For the Aborigines, everything around them is alive. Nature is sacred and an important part of their beliefs. The mountains and rivers and trees and rocks are manifestations of the Ancestors. They feel a kinship with all of nature and hence respect it. For centuries their lives revolved around nature.

The Aborigines believe that the human personality is a combination of the mortal and the spiritual, thus existing in both the physical and the spiritual realms at once. They do not have the concept of a soul. They believe that when a person dies, his mortal half disintegrates while the spiritual half returns to the land - where it came from. Here it creates a child spirit that may be received by a woman. This is their idea of conception.

Each Aboriginal clan has a totem - a plant, animal or other natural object that the group relies upon for strength or help. They refrain from harming or eating this particular plant, animal or natural object.

The Aborigines knew how to maintain nature’s balance. If the population of a group in a certain area increased beyond the capacity of the land to support the people, the group would divide and move on to another suitable piece of land.

This coexistence with nature was seriously disturbed by the arrival of the Europeans.
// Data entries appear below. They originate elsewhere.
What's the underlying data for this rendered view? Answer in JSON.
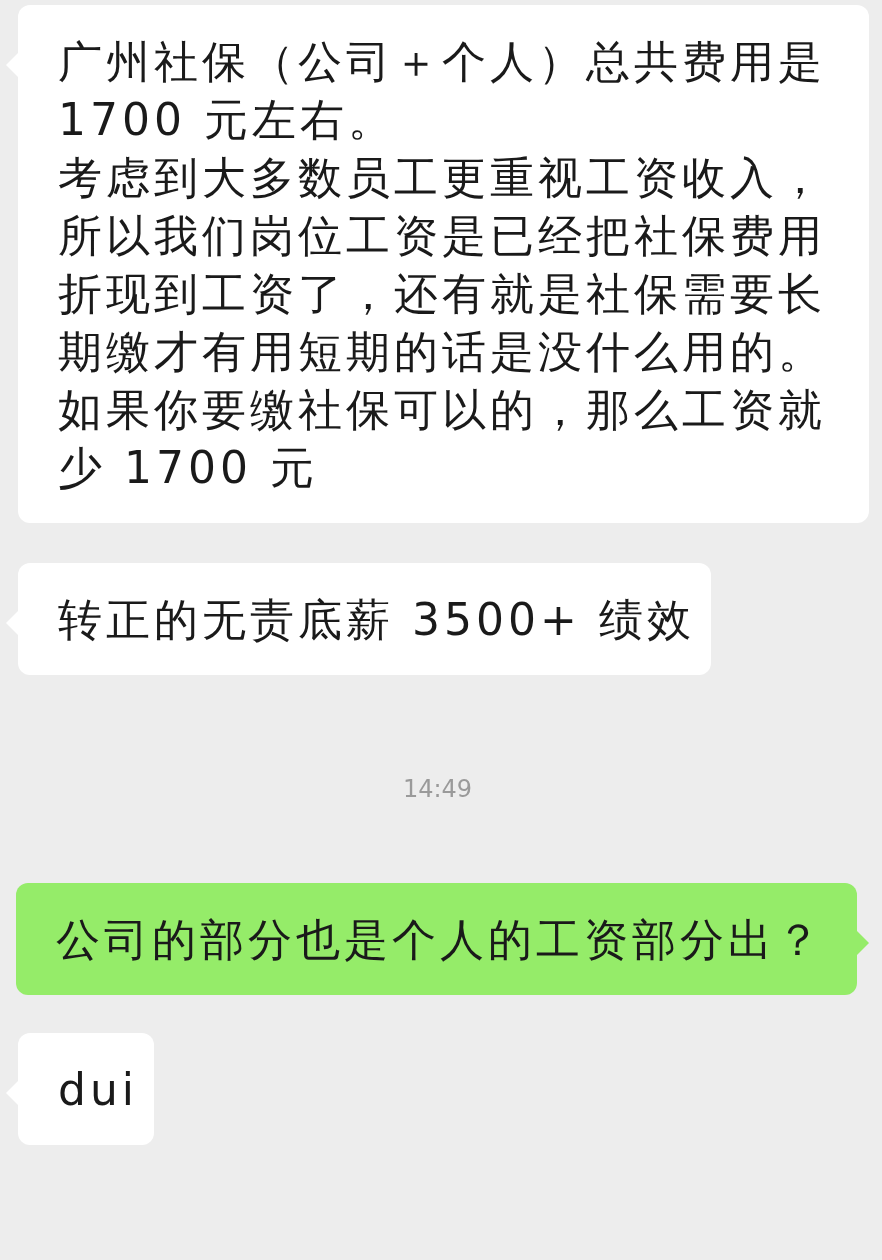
{
  "messages": [
    {
      "kind": "incoming",
      "paragraphs": [
        "广州社保（公司＋个人）总共费用是 1700 元左右。",
        "考虑到大多数员工更重视工资收入，所以我们岗位工资是已经把社保费用折现到工资了，还有就是社保需要长期缴才有用短期的话是没什么用的。如果你要缴社保可以的，那么工资就少 1700 元"
      ]
    },
    {
      "kind": "incoming",
      "paragraphs": [
        "转正的无责底薪 3500+ 绩效"
      ]
    },
    {
      "kind": "time",
      "paragraphs": [
        "14:49"
      ]
    },
    {
      "kind": "outgoing",
      "paragraphs": [
        "公司的部分也是个人的工资部分出？"
      ]
    },
    {
      "kind": "incoming",
      "paragraphs": [
        "dui"
      ]
    }
  ]
}
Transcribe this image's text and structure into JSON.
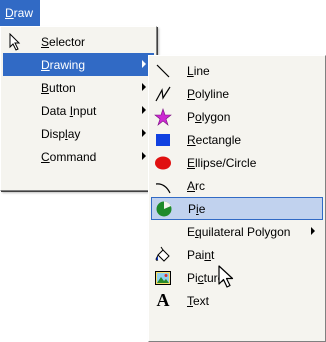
{
  "menubar": {
    "draw_label": "Draw"
  },
  "draw_menu": {
    "items": [
      {
        "label": "Selector",
        "icon": "selector-arrow-icon",
        "submenu": false
      },
      {
        "label": "Drawing",
        "submenu": true,
        "highlighted": true
      },
      {
        "label": "Button",
        "submenu": true
      },
      {
        "label": "Data Input",
        "submenu": true
      },
      {
        "label": "Display",
        "submenu": true
      },
      {
        "label": "Command",
        "submenu": true
      }
    ]
  },
  "drawing_submenu": {
    "items": [
      {
        "label": "Line",
        "icon": "line-icon"
      },
      {
        "label": "Polyline",
        "icon": "polyline-icon"
      },
      {
        "label": "Polygon",
        "icon": "polygon-star-icon"
      },
      {
        "label": "Rectangle",
        "icon": "rectangle-icon"
      },
      {
        "label": "Ellipse/Circle",
        "icon": "ellipse-icon"
      },
      {
        "label": "Arc",
        "icon": "arc-icon"
      },
      {
        "label": "Pie",
        "icon": "pie-icon",
        "hovered": true
      },
      {
        "label": "Equilateral Polygon",
        "submenu": true
      },
      {
        "label": "Paint",
        "icon": "paint-bucket-icon"
      },
      {
        "label": "Picture",
        "icon": "picture-icon"
      },
      {
        "label": "Text",
        "icon": "text-a-icon"
      }
    ]
  },
  "colors": {
    "highlight": "#316ac5",
    "hover_bg": "#c1d2ee",
    "menu_bg": "#f5f4ef",
    "polygon_magenta": "#cc2ad2",
    "rectangle_blue": "#1040e0",
    "ellipse_red": "#e01010",
    "pie_green": "#1e8a2a"
  }
}
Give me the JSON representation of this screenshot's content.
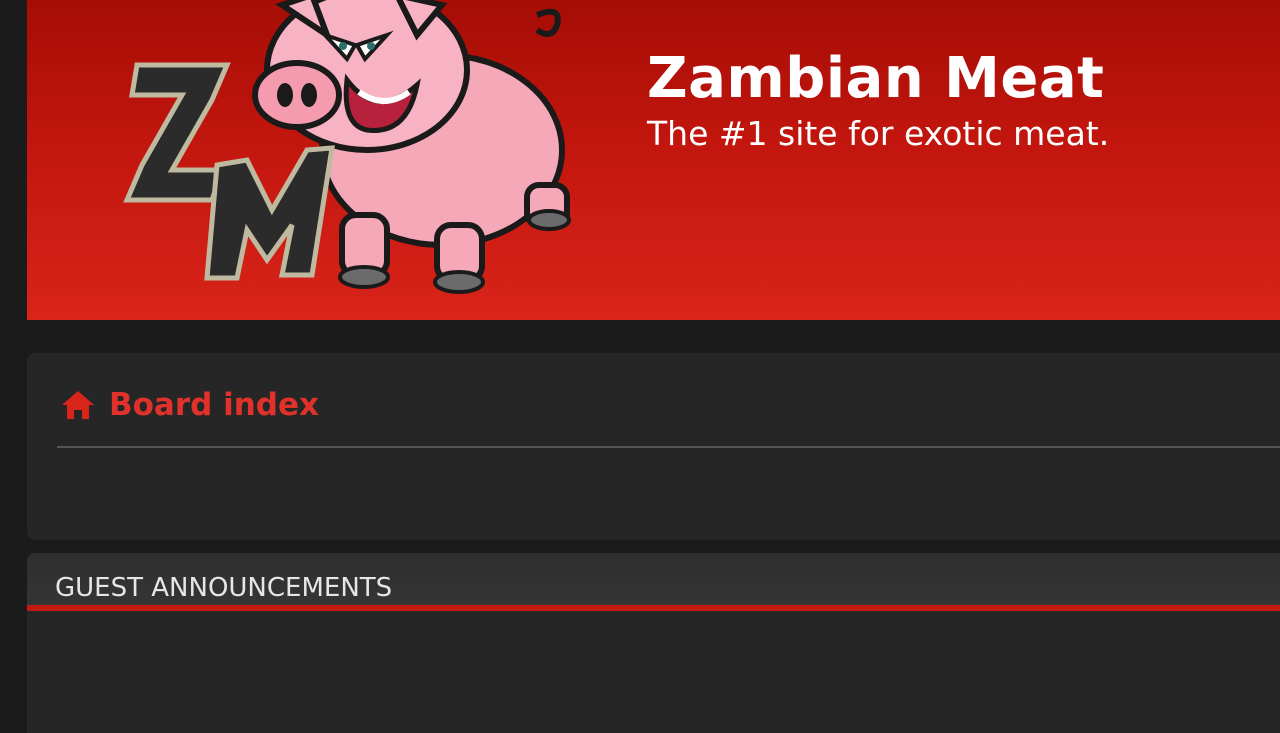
{
  "header": {
    "logo_letters": "ZM",
    "title": "Zambian Meat",
    "tagline": "The #1 site for exotic meat."
  },
  "navbar": {
    "breadcrumb_label": "Board index",
    "home_icon": "home-icon"
  },
  "forum_section": {
    "title": "GUEST ANNOUNCEMENTS"
  },
  "colors": {
    "background": "#1b1b1b",
    "header_red_top": "#a50d05",
    "header_red_bottom": "#d9241a",
    "panel": "#262626",
    "link_red": "#e0322a",
    "accent_rule": "#c41a12"
  }
}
The land that was so dear to the natives was snatched away. They were discriminated against and considered worse than animals. Their natural way of life disrupted, they tried to adapt to the lifestyles of the colonialists, which resulted in widespread poverty, disease and malnourishment due to an unsuitable diet. Many groups died out. Others survived by holding onto their roots while doing menial labour for the foreigners. They had very limited rights and were not treated like other citizens. Their beliefs were ridiculed and their way of life looked down upon.

It was only in recent decades that the Australian government took steps to make up for the years of injustice faced by the Aborigines. They finally won the right to vote. Legislation was passed to return land to them. Grants were given to organizations run by Aboriginal groups that provide them legal and medical assistance.
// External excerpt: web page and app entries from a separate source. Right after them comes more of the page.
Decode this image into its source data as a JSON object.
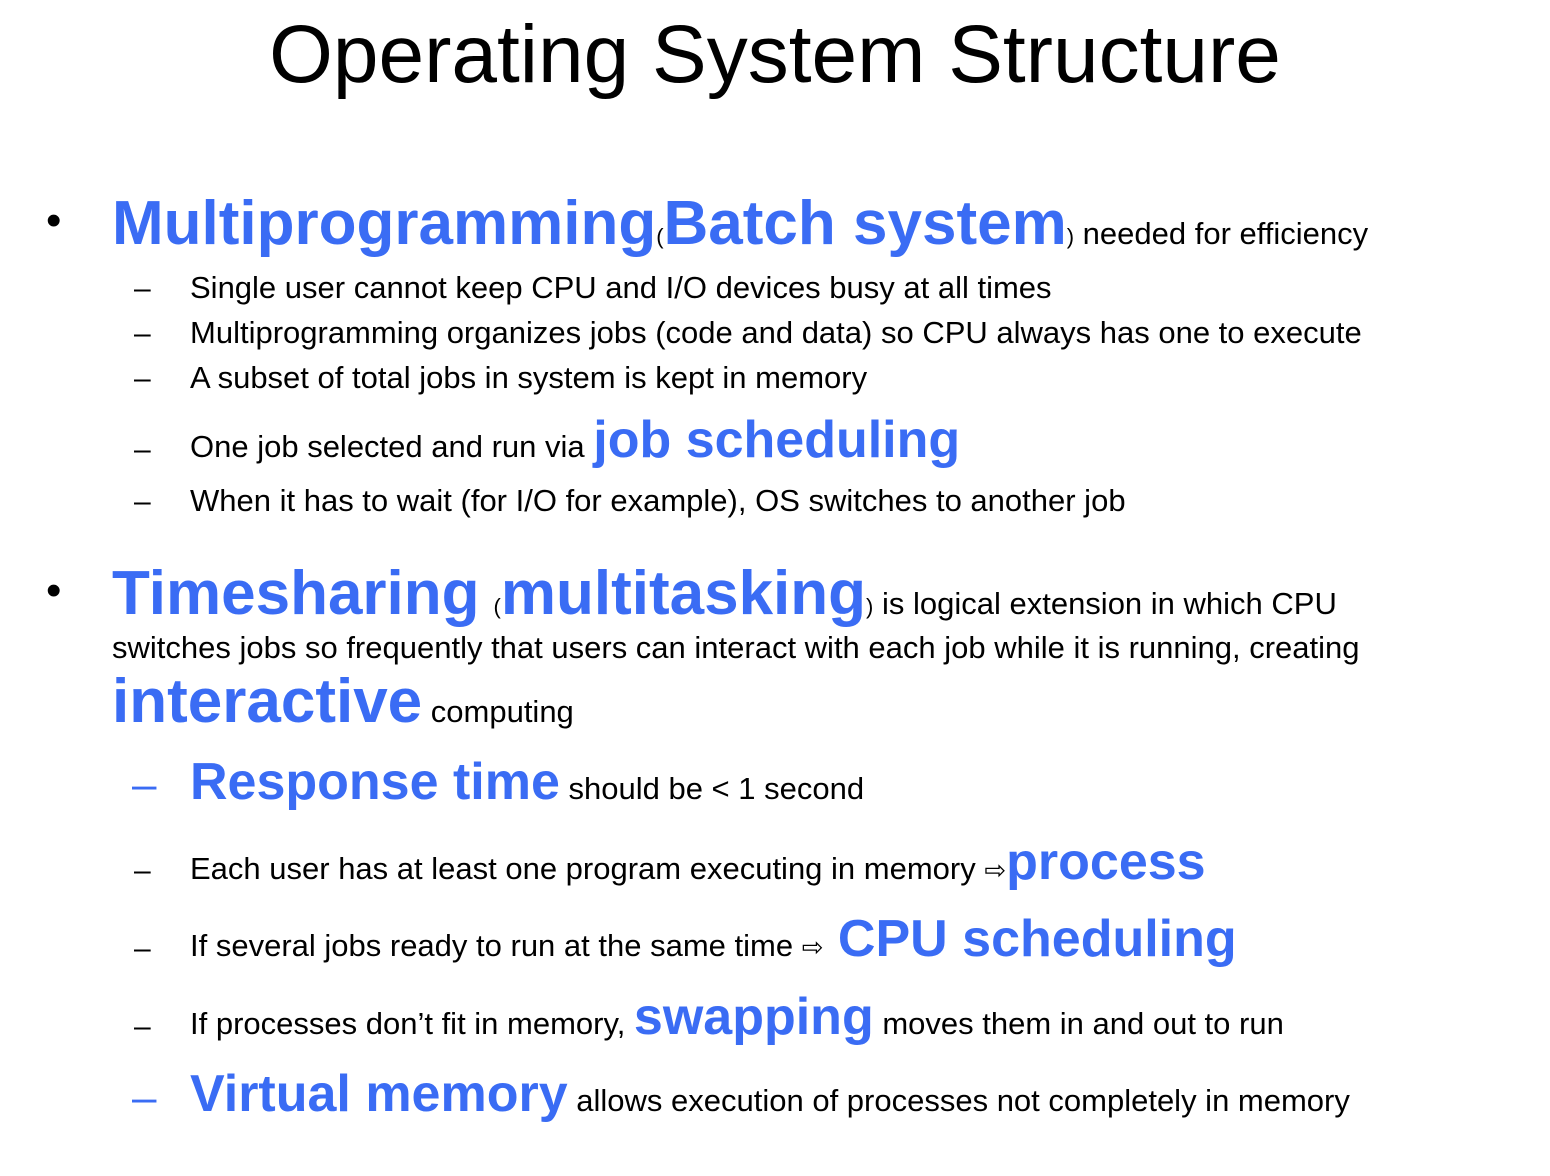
{
  "slide": {
    "title": "Operating System Structure",
    "accent_color": "#3a6cf4",
    "bullet1": {
      "term": "Multiprogramming",
      "open_paren": "(",
      "term2": "Batch system",
      "close_paren": ")",
      "rest": " needed for efficiency",
      "sub": [
        "Single user cannot keep CPU and I/O devices busy at all times",
        "Multiprogramming organizes jobs (code and data) so CPU always has one to execute",
        "A subset of total jobs in system is kept in memory"
      ],
      "sub4_text": "One job selected and run via ",
      "sub4_term": "job scheduling",
      "sub5": "When it has to wait (for I/O for example), OS switches to another job"
    },
    "bullet2": {
      "term": "Timesharing",
      "open_paren": "(",
      "term2": "multitasking",
      "close_paren": ")",
      "rest": "  is logical extension in which CPU",
      "line2": "switches jobs so frequently that users can interact with each job while it is running, creating",
      "term3": "interactive",
      "line3_rest": " computing",
      "s1_term": "Response time",
      "s1_rest": " should be < 1 second",
      "s2_text": "Each user has at least one program executing in memory ",
      "s2_arrow": "⇨",
      "s2_term": "process",
      "s3_text": "If several jobs ready to run at the same time ",
      "s3_arrow": "⇨",
      "s3_term": " CPU scheduling",
      "s4_text": "If processes don’t fit in memory, ",
      "s4_term": "swapping",
      "s4_rest": " moves them in and out to run",
      "s5_term": "Virtual memory",
      "s5_rest": " allows execution of processes not completely in memory"
    },
    "dash": "–",
    "bullet_char": "•"
  }
}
Yet, many natives of Australia, like the spiritual leader Bropho, continue to feel saddened by the exploitation of their dear land by the “white man.”

“If the Land itself could talk it would say, ‘Don't hurt me.’ If the trees, the running water and all the Sacredness (could talk), they would be all saying the same thing,” Bropho said. “Leave nature as it is. And if you’re going to start moving along and progressing and trying to trample on Sacredness here and there ... we say now that the waters was once clear and clean and cold and it run freely, we say now the water is mucky ... and it’s groaning and moaning to run freely because it’s been polluted ... crying because their mothers and fathers have been cut down, that means the old trees. The roots in the ground are saying, ‘Please don’t cut us.’

“The Land itself, where the hills are ... the beautifying scenery is saying, ‘Please don’t mine here.’ If you’re going to mine, mine properly. If you’re going to progress, progress properly but don’t become over-greedy. Don’t just destroy everything. Just take enough in a balanced way, as we move forth from today onwards into the future, which we say, the Aboriginal people, moving in the hopes of tomorrow. The Sacredness, it can never be divided from us because if you take the Sacredness from us it’s like taking the blood from us and if there’s no blood your heart will stop, the whole of your body will stop functioning.” More here.

That philosophy, coming from a people who were once thought primitive and uncivilized, provides a timely message, not just for the “white man” in Australia but also for all human beings everywhere. In my humble opinion, the Aborigines (or Kooris, as some of them prefer to be called) deserve more admiration for their relationship with nature than do all of the advanced civilizations that forgot to be civil to the web of life, of which they are a part.